A number of people are employed by private pathology laboratories. Phlebotomists who work full-time put in 37.5 hours a week, all of which are performed during the daytime and Monday through Friday.
What are benefits of being a phlebotomist?
- In-Demand Career with a Short Training Program: Here Are 6 Reasons Why You Should Consider Becoming a Phlebotomy Technician
- You Can Make a Very Good Living for Yourself
- You Will Never Have a Moment of Boredom.
- You Are Capable of Flexibility
- You Have Job.
- You Will Have an Influence on the Lives of Those Who Seek Your Care.
- Start Your Training Today to Become a Phlebotomy Technician
What is blood drawing called?
The practice of extracting blood from a vein with the use of a needle, typically for the purposes of testing in a laboratory. In order to treat some blood problems, a blood draw may also be performed in order to remove excess red blood cells from the patient’s blood. This procedure is also known as phlebotomy and venipuncture.
How long does it take to become a phlebotomist in Texas?
Phlebotomy training courses are often offered by colleges that provide specialized technical and vocational education and can range in length from eight weeks to one year. Your phlebotomy training will consist of both classroom teaching and training that is more hands-on in nature, taking place in labs and hospitals respectively.
How much does a phlebotomy technician make in Wisconsin?
In the state of Wisconsin, phlebotomists make an annual income of around $37,660 on average.
How do I become a phlebotomist in Maine?

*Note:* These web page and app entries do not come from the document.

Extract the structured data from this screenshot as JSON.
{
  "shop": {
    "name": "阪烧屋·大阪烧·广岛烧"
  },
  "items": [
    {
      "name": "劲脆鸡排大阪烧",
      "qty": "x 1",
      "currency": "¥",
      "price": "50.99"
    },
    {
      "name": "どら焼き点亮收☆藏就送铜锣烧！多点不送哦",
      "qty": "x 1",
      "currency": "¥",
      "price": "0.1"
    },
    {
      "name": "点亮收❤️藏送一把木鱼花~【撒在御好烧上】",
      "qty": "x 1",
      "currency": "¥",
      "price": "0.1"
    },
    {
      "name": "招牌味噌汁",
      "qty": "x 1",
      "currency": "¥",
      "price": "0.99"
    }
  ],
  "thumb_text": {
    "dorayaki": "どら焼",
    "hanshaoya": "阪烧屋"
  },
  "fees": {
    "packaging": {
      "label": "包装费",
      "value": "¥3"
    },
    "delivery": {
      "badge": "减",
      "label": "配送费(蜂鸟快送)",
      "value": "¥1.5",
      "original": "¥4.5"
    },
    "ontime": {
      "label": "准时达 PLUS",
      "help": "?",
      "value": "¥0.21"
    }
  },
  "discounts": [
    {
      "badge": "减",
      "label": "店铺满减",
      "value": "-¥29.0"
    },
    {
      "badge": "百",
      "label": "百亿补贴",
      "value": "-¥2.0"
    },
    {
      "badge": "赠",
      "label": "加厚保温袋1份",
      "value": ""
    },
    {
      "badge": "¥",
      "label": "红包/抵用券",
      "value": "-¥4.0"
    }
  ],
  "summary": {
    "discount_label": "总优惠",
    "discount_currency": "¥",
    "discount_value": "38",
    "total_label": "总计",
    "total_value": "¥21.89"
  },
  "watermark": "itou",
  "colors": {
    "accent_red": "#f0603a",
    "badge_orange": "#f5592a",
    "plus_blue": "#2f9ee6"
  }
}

Training Requirements for Phlebotomy in the State of Maine You need to have either your high school graduation or a General Equivalency Diploma (GED) in order to enroll in a training program for phlebotomy.Additionally, in order to be able to interact with patients, you will need to have strong communication skills.Additionally, in order to legally work for an employer, you will need to submit to a background check.